_Activity_. Pull out every line of the listing below where "title" appears.
─── Provided records ───
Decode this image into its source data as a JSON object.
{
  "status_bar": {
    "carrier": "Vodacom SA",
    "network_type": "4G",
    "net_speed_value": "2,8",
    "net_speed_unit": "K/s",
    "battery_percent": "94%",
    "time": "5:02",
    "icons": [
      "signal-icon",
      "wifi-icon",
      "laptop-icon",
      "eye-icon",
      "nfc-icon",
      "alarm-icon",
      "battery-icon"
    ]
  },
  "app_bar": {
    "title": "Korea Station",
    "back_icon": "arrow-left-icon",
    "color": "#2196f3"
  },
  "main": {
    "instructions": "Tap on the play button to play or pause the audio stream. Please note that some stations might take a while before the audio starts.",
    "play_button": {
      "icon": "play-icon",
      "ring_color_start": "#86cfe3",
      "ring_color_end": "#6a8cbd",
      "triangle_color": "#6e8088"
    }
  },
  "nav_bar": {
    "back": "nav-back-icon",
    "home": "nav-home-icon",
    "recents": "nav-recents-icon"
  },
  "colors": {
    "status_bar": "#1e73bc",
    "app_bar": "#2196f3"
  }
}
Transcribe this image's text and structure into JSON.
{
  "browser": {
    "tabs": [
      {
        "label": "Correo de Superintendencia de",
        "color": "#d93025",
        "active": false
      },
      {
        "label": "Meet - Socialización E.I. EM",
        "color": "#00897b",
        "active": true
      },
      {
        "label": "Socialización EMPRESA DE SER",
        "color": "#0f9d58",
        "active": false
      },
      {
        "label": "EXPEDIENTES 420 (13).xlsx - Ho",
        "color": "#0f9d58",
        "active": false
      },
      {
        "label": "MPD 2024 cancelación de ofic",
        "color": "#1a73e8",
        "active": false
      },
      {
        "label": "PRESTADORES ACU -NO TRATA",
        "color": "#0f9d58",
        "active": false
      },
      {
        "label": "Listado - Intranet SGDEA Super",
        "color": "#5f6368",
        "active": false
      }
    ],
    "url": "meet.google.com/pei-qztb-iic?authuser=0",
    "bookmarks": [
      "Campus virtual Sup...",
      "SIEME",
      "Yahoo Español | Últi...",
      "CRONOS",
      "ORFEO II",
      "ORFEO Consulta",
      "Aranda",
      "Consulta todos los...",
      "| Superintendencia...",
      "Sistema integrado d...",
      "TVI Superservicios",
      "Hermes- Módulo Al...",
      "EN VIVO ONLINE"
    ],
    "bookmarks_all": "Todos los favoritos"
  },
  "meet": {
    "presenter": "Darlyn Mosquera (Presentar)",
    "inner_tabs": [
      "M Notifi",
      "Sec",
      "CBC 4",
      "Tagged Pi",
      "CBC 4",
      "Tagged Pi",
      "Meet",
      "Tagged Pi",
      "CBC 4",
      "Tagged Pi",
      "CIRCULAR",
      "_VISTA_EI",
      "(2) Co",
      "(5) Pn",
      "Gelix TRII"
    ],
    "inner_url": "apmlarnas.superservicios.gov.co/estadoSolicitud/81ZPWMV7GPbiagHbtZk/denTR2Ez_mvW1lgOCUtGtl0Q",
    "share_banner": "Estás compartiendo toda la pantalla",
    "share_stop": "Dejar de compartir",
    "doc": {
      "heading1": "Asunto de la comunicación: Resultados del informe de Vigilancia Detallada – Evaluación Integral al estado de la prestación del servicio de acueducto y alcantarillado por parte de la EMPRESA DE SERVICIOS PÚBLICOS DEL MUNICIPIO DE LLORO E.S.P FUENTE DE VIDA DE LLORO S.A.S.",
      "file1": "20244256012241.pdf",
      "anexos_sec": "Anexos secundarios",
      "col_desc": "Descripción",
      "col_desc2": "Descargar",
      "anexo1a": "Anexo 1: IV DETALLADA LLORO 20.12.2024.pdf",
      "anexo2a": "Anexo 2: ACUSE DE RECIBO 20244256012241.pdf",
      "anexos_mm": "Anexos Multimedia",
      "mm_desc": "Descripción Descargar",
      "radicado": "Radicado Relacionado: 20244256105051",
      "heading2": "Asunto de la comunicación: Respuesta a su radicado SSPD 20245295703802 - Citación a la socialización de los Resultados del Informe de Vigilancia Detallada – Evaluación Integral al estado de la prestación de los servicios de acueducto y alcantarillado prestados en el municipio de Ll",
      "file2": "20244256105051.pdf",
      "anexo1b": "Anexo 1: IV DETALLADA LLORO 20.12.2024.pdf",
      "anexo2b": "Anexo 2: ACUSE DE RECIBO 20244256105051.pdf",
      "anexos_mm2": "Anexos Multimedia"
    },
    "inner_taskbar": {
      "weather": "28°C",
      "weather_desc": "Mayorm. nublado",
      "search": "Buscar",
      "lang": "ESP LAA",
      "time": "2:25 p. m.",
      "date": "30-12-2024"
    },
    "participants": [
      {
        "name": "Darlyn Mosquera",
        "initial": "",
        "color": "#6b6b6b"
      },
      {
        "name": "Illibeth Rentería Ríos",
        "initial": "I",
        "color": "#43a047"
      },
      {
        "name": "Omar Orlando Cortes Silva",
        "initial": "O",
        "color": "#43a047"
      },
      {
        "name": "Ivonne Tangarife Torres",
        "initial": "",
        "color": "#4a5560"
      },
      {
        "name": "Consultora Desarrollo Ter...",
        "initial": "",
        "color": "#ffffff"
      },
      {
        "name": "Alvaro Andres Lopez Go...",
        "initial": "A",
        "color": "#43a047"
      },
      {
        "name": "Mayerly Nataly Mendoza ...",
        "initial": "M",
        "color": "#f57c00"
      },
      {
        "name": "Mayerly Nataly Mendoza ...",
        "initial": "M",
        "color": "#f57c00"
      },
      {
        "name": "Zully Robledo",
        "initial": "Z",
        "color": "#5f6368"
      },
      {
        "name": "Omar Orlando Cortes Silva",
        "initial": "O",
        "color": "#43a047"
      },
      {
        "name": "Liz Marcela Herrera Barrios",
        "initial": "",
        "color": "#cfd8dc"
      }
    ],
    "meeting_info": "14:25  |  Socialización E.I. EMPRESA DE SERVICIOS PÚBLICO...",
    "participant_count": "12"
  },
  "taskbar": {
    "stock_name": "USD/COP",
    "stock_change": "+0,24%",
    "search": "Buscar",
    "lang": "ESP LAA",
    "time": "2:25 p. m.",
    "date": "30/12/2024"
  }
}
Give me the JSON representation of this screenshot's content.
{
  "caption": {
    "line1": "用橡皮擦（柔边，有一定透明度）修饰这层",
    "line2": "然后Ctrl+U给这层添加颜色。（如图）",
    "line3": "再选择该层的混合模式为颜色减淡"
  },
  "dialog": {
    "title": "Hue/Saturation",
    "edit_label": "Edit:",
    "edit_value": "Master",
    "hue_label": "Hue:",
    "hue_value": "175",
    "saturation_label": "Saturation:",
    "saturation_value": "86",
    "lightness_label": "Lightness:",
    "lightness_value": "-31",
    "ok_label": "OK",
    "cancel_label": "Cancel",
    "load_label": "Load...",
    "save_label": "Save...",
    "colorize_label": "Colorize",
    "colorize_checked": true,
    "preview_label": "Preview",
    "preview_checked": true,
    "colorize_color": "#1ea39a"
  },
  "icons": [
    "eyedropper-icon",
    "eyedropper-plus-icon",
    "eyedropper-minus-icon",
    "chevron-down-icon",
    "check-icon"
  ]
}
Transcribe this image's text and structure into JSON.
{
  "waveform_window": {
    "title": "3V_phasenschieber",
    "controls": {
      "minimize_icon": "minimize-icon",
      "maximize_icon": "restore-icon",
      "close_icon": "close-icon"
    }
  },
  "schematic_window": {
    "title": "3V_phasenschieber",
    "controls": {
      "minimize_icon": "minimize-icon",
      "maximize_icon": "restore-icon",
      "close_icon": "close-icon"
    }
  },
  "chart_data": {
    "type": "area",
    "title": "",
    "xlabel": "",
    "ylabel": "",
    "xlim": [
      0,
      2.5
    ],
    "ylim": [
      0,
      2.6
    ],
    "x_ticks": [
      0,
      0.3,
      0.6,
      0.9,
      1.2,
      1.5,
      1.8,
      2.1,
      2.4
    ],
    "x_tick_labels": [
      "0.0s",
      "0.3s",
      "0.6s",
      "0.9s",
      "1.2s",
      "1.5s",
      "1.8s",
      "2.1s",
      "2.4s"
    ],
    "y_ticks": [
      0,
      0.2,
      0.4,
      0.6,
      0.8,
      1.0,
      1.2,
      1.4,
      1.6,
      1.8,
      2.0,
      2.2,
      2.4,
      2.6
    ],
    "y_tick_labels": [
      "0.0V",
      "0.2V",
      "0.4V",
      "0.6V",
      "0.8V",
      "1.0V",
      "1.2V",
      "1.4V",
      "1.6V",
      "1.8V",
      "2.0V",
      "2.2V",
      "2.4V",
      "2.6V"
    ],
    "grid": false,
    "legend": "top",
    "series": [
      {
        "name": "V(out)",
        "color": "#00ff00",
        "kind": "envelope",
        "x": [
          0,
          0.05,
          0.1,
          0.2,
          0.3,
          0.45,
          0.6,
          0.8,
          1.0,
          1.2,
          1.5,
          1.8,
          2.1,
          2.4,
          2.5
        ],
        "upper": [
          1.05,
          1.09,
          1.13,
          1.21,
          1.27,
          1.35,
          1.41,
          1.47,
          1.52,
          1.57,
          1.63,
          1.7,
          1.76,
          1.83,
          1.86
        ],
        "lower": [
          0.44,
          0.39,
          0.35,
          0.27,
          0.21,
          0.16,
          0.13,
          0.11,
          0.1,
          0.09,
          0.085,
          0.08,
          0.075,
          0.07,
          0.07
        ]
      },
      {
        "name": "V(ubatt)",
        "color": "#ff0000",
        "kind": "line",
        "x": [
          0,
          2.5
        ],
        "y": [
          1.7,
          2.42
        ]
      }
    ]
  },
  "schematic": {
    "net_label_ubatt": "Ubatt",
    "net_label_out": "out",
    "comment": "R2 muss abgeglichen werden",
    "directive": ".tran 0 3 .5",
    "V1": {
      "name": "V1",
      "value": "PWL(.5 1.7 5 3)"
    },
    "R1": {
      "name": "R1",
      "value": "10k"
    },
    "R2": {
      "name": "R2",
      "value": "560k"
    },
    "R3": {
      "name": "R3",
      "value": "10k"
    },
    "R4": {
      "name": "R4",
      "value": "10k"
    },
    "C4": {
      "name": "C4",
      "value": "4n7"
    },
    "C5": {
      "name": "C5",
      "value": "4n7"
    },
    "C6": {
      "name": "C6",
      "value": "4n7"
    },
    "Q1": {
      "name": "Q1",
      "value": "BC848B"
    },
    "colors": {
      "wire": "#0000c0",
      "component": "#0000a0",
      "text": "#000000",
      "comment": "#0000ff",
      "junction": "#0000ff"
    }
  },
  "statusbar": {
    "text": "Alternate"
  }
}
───
_Response area_.
    "title": "Korea Station",
    "title": "Hue/Saturation",
    "title": "3V_phasenschieber",
    "title": "3V_phasenschieber",
    "title": "",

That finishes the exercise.